Over 40% of shoulder injuries among lacrosse players necessitate at least 10 days of time loss.

That’s just one of the statistics shared by Dr. Karen Sutton, associate professor at Yale University and team physician for the U.S. Women’s National Team, in her recent presentation, “Upper Extremity Injuries in The Youth Athlete.” 

“With a low grade shoulder separation, an athlete will miss about 10 days, but higher grade injuries can be season-ending and even require surgery,” Sutton said.

Acromioclavicular (AC) joint injuries are the most common, accounting for about 50% of all shoulder injuries. Labral tears account for another 22% of shoulder injuries. Most shoulder injuries in boys’ and men’s lacrosse occur from player-to-player contact.

“Properly fitted, sport specific shoulder pads are effective in reducing shoulder injury risk in boys’ and men’s lacrosse,” Sutton said. “We find that women’s players encounter more wrist injuries than shoulder injuries.”

Sutton’s presentation was part of the US Lacrosse Medstar Sports Medicine Health & Performance Series.

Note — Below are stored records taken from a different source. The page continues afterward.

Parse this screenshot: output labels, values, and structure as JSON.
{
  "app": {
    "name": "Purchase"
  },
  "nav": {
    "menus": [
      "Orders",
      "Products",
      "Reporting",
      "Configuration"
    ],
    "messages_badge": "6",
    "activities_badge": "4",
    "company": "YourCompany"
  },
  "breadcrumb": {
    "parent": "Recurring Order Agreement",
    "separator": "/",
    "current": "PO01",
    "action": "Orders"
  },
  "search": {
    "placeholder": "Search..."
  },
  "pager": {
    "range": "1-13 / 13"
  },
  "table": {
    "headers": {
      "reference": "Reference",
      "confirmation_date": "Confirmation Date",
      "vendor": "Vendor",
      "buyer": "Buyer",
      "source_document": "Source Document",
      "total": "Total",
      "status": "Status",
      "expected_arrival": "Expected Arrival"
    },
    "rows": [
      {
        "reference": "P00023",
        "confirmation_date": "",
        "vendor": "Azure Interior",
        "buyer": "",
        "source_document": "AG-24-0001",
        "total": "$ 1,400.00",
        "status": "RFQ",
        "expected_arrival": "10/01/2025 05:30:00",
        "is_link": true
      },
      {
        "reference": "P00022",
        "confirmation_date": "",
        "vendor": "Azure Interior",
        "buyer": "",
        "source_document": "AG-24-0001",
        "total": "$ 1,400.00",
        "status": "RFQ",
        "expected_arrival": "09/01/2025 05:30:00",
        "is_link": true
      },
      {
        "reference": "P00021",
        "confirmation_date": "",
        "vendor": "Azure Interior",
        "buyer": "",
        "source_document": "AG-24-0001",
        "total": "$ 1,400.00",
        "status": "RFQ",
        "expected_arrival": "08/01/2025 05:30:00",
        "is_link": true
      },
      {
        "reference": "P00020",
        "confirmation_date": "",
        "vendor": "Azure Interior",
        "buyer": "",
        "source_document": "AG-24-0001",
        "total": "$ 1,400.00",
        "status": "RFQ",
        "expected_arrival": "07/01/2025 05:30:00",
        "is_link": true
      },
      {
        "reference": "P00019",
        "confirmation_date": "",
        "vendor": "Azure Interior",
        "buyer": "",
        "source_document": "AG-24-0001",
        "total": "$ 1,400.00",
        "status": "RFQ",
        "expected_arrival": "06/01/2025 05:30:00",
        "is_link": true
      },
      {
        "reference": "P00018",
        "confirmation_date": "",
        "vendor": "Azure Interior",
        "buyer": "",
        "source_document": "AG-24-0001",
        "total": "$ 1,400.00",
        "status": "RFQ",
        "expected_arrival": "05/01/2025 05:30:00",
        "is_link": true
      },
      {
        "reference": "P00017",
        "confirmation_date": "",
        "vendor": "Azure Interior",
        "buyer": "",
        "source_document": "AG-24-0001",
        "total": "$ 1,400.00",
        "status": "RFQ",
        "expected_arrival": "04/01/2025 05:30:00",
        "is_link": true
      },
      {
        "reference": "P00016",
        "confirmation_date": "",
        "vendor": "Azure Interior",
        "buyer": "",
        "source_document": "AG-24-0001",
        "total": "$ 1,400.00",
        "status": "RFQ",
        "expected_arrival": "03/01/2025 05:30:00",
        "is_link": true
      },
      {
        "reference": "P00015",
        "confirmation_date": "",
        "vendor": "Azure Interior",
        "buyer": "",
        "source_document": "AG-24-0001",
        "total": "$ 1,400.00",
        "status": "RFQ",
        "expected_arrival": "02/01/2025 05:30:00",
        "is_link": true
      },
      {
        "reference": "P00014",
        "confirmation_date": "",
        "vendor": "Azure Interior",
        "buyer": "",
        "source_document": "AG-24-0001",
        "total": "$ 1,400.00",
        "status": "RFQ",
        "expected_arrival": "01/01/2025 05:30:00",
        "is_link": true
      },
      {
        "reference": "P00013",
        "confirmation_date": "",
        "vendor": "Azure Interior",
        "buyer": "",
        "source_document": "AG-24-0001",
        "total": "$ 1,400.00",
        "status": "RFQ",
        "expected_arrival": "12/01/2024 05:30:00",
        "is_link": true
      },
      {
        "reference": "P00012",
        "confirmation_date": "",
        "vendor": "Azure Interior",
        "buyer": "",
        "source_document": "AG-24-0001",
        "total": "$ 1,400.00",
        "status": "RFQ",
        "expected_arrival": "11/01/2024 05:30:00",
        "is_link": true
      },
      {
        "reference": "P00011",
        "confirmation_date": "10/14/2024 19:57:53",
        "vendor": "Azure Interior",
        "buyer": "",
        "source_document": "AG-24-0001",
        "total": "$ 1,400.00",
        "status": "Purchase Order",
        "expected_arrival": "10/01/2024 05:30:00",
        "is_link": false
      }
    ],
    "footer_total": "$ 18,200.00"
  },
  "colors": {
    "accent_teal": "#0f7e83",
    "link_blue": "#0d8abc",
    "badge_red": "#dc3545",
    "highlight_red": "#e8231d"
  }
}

Upper Extremity Injuries In The Youth Athlete
Dr. Karen Sutton, M.D.